### EXERCISE BRIEF
Scan the lines below and report each one containing "this" by copying it.

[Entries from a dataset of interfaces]
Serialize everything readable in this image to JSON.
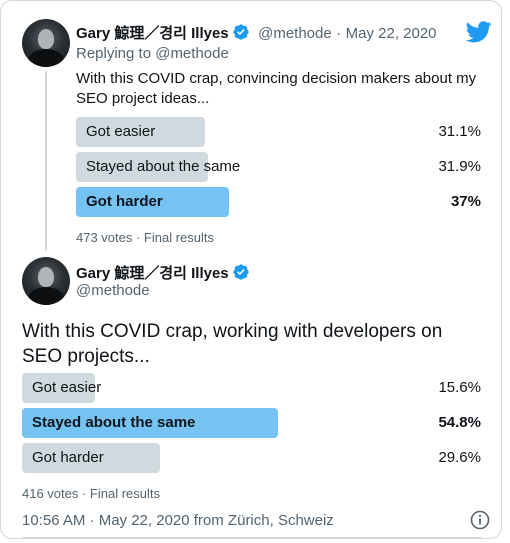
{
  "colors": {
    "brand": "#1d9bf0",
    "winner_bar": "#75c3f3",
    "bar": "#cfd9de",
    "muted": "#536471"
  },
  "quoted_tweet": {
    "author_name": "Gary 鯨理／경리 Illyes",
    "handle": "@methode",
    "separator": "·",
    "date": "May 22, 2020",
    "replying_to": "Replying to @methode",
    "text": "With this COVID crap, convincing decision makers about my SEO project ideas...",
    "poll": {
      "options": [
        {
          "label": "Got easier",
          "percent": "31.1%",
          "value": 31.1,
          "winner": false
        },
        {
          "label": "Stayed about the same",
          "percent": "31.9%",
          "value": 31.9,
          "winner": false
        },
        {
          "label": "Got harder",
          "percent": "37%",
          "value": 37.0,
          "winner": true
        }
      ],
      "summary": "473 votes · Final results"
    }
  },
  "main_tweet": {
    "author_name": "Gary 鯨理／경리 Illyes",
    "handle": "@methode",
    "text": "With this COVID crap, working with developers on SEO projects...",
    "poll": {
      "options": [
        {
          "label": "Got easier",
          "percent": "15.6%",
          "value": 15.6,
          "winner": false
        },
        {
          "label": "Stayed about the same",
          "percent": "54.8%",
          "value": 54.8,
          "winner": true
        },
        {
          "label": "Got harder",
          "percent": "29.6%",
          "value": 29.6,
          "winner": false
        }
      ],
      "summary": "416 votes · Final results"
    },
    "timestamp": "10:56 AM · May 22, 2020 from Zürich, Schweiz"
  },
  "icons": {
    "brand": "twitter-bird-icon",
    "verified": "verified-badge-icon",
    "info": "info-icon"
  }
}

### SOLUTION TO THE EXERCISE
Serialize everything readable in this image to JSON.
    "text": "With this COVID crap, convincing decision makers about my SEO project ideas...",
    "text": "With this COVID crap, working with developers on SEO projects...",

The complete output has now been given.